Srishti Institute of Art, Design and Technology
Campus Full time 2 years July 2018 India Bangalore

Access to land is a key determinant of livelihood security, and it is becoming highly contested in rural and urban areas. Increasingly, livelihoods based directly on land are becoming precarious; and land for the basic necessity of housing is also becoming unaffordable. In the last two decades, we have witnessed changes in the pattern of investments and the nature of industrialization, growth of the service sector, rapid urbanization, agrarian distress, and rather polarized environmental debates. These changes have added a new dimension to the set of relationships that have previously determined ownership of land, work based on land including labor, the environmental quality of land, and food security. The increasing commodification of land is contributing to widening inequalities in rural and urban communities. Moreover “livelihoods” are also being fetishized in many State and non-State interventions, where people are viewed only as beneficiaries, and not as real actors with their own sense of agency. [+]

M.A. in Land & Livelihood Studies

Access to land is a key determinant of livelihood security, and it is becoming highly contested in rural and urban areas. Increasingly, livelihoods based directly on land are becoming precarious; and land for the basic necessity of housing is also becoming unaffordable. In the last two decades, we have witnessed changes in the pattern of investments and the nature of industrialization, growth of the service sector, rapid urbanization, agrarian distress, and rather polarized environmental debates.

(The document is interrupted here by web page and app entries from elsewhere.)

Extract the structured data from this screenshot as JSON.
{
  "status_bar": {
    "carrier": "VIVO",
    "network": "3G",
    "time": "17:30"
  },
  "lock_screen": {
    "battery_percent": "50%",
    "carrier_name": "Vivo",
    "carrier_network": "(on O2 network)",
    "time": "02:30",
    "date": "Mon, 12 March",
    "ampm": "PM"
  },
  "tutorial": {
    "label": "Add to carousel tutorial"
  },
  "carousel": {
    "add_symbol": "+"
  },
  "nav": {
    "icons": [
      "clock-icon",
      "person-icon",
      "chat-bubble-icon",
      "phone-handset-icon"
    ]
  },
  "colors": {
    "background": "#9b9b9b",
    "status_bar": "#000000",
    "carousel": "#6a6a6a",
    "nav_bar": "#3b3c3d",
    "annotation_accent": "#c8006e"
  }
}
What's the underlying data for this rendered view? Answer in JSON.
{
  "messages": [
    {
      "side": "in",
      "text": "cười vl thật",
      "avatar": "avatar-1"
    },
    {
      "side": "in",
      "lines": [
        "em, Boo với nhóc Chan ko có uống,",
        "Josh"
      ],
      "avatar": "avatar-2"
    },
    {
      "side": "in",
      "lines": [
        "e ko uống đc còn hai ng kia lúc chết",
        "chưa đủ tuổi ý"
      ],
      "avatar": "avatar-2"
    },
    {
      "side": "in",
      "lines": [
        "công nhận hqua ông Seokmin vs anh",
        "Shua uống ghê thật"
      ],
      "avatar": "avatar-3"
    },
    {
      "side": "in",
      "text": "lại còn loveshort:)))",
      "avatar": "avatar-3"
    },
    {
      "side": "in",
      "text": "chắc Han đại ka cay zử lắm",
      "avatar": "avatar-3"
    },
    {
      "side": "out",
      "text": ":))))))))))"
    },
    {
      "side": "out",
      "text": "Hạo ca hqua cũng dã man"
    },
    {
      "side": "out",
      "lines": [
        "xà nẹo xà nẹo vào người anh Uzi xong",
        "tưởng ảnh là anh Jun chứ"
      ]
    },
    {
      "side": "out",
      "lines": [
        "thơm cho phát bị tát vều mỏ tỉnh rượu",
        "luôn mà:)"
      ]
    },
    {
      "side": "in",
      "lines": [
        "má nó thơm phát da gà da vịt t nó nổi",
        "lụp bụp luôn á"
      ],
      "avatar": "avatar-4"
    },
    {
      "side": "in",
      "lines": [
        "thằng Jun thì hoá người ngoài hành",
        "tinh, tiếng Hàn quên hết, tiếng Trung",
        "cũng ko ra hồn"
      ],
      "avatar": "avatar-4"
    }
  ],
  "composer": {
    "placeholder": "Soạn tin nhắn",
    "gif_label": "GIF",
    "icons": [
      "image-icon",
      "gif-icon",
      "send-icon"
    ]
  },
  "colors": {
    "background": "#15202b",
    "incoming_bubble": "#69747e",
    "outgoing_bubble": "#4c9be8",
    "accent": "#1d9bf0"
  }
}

These changes have added a new dimension to the set of relationships that have previously determined ownership of land, work based on land including labor, the environmental quality of land, and food security. The increasing commodification of land is contributing to widening inequalities in rural and urban communities. Moreover “livelihoods” are also being fetishized in many State and non-State interventions, where people are viewed only as beneficiaries, and not as real actors with their own sense of agency.... [-]